The 5th edition of MATLAB Recipes for Earth Sciences now has a book cover and can already be pre-ordered on the publisher’s webpage. The picture on the top is a 3D display of a filtered SRTM elevation data set of the Baringo area in Kenya, showing fault escarpments and lake basins. The function surfl has been used to generate a shaded-relief map with simulated lighting, contour3 to create white elevation contours and the demcmap colormap from the Mapping Toolbox.
There is disagreement among scientists as to whether graphics should be presented in an attractive design or whether the standard design of the statistical software is sufficient. Here is a comparison of a graphic as generated by MATLAB with an improved design. Continue reading “Create Publishable Graphics with MATLAB, Part 2”
The following exercise is intended to help to understand the measurement of the orientation of linear and planar structures in the field, using the magnetometer and the gyroscope of the smartphone. We will carry out a large number of repeated measurement, not possible with a traditional compass in a reasonable time. These repeated measurements will be statistically evaluated and interpreted with regard to their accuracy and precision.
The spring courses on MATLAB Recipes for Earth Sciences in Potsdam will be held on 17–21 Februar 2020 (in English language) and 30 March–3 April 2020 (in German language). Continue reading “48th and 49th Shortcourse on MRES in Potsdam”
In the MDRES book I promote the CALIB software for cabrating radiocarbon (14C) dates. Today I received a nice message from Bryan Lougheed at Uppsala University. He, together with coauthor Stephen Obrochta, developed a MATLAB-based Bayesian age calibration function to calibrate 14C ages. Continue reading “MatCal: Open Source Bayesian 14C Age Calibration in MATLAB”

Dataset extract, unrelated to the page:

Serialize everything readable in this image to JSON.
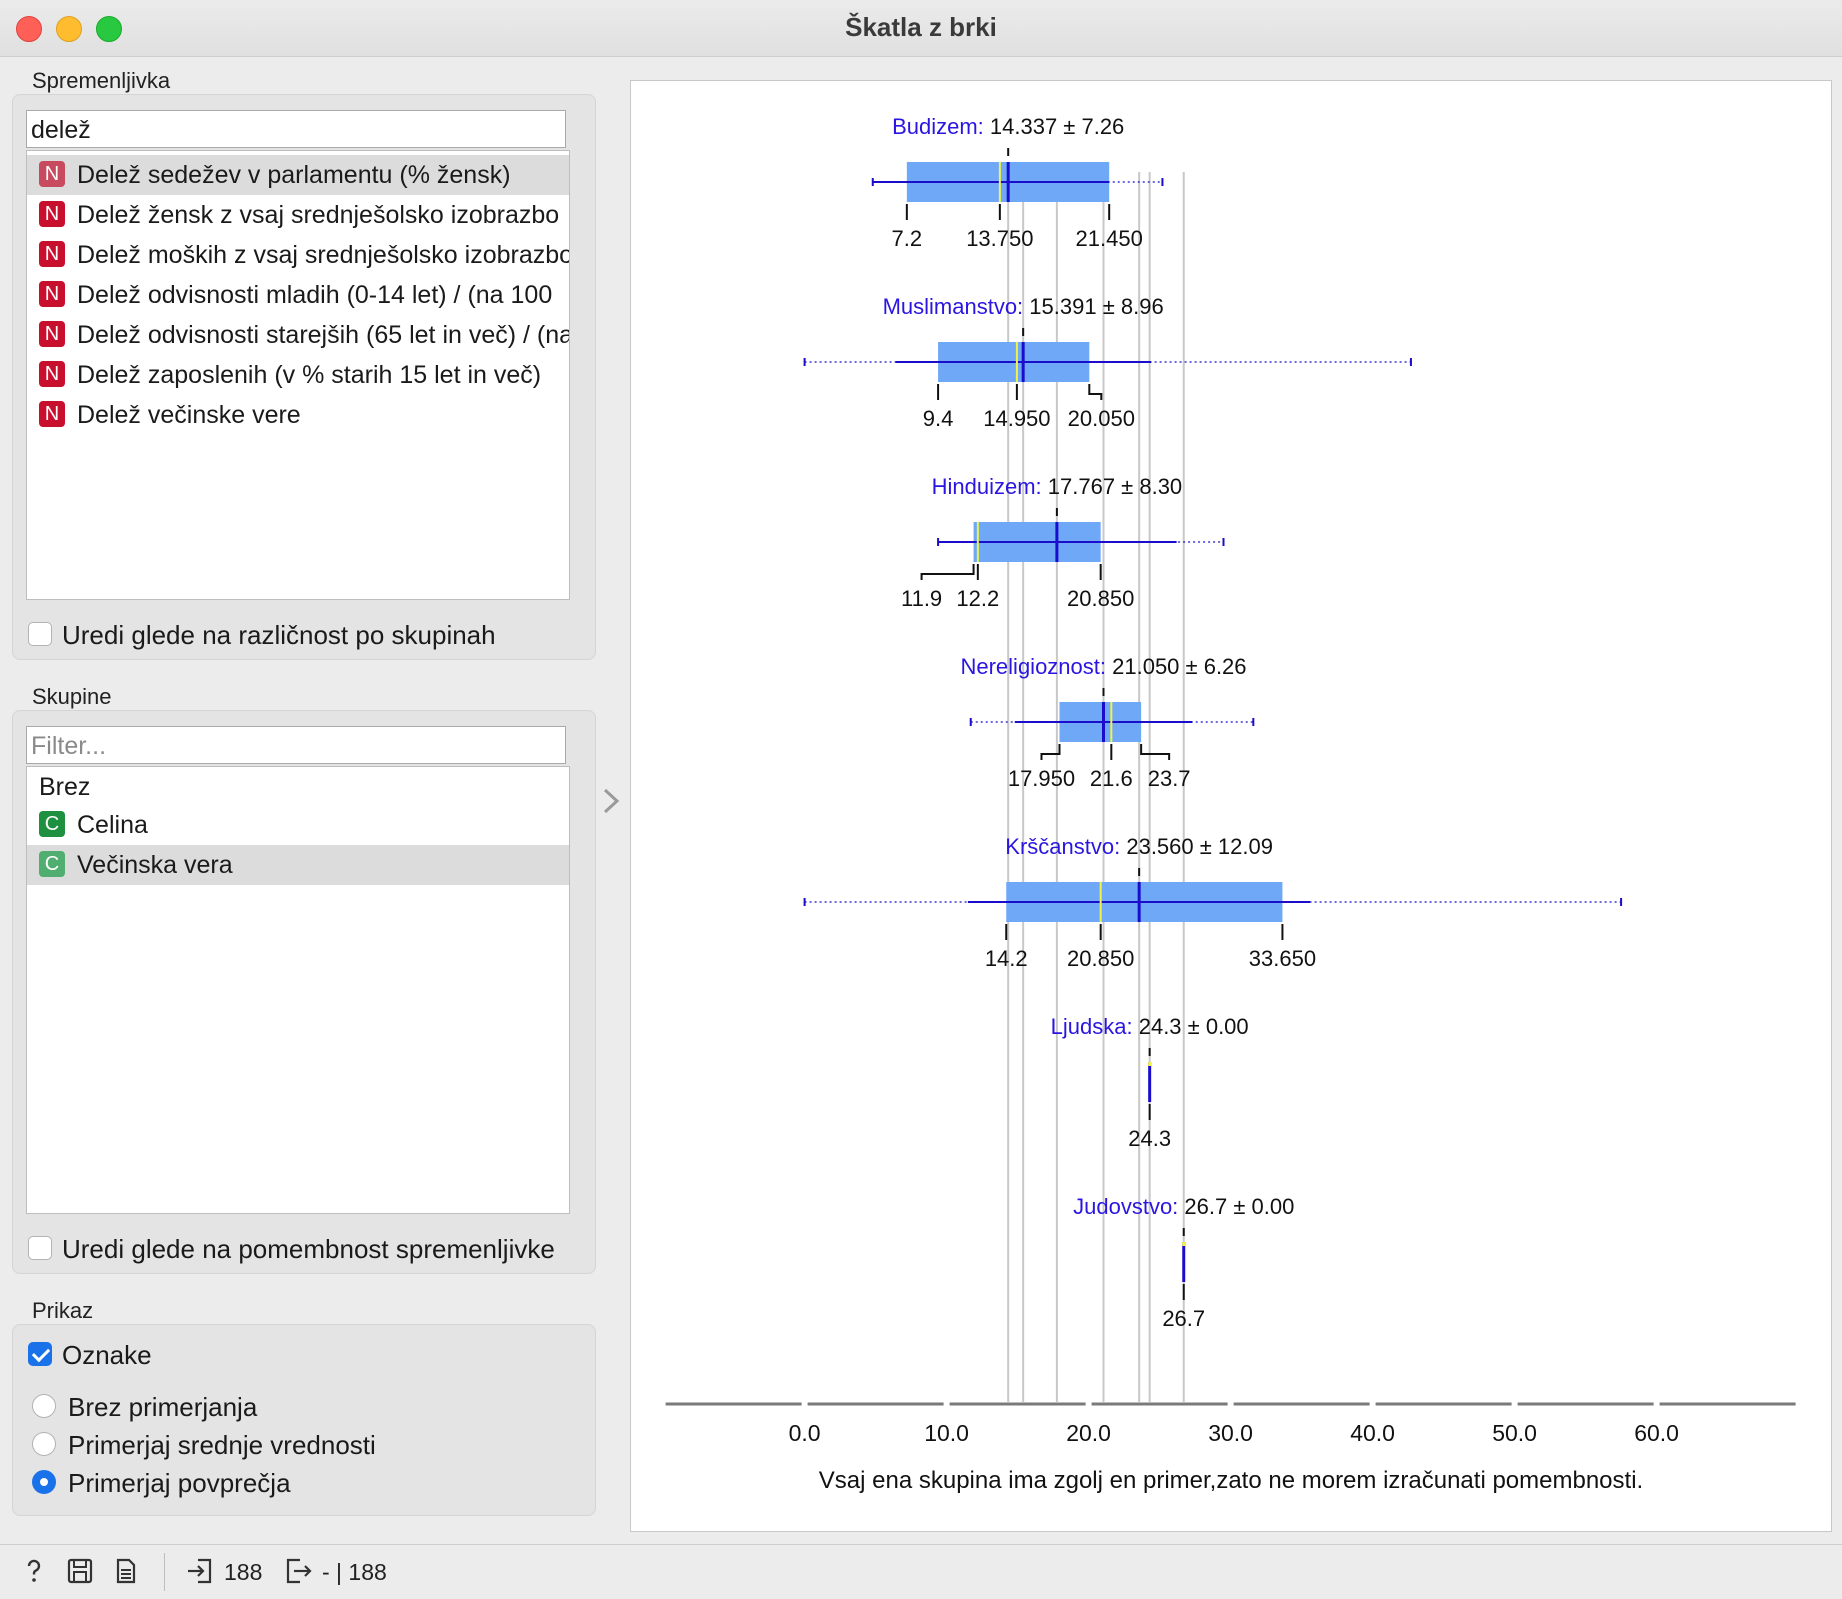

On 27 September 2019 the University of Potsdam will once again open its lecture halls for 8–11 year old children in order to inspire them for the world of science. During the event I will teach a lecture on “Knochenjob in Ostafrika – unterwegs auf den Spuren der ersten Menschen” during the Children’s University Potsdam.
Next week scientists from the Chew Bahir project will meet at the Neanderthal Museum near Düsseldorf to discuss the latest results of the 290 m long ICDP cores from S Ethiopia. The project, as part of the international Hominin Sites and Paleolaces Drilling Projects (HSPDP), tries to fill gaps in the environmental history of eastern Africa, the habitat of early human ancestry. Within the framework of the project, two ~290 m long cores were collected in the Chew Bahir Basin in Southern Ethiopia including the last ~550,000 year history of environmental change in the southern Ethiopian rift were some of the oldest fossils of our own species were discovered. The latest results from analyzing these cores will be discussed during the workshop.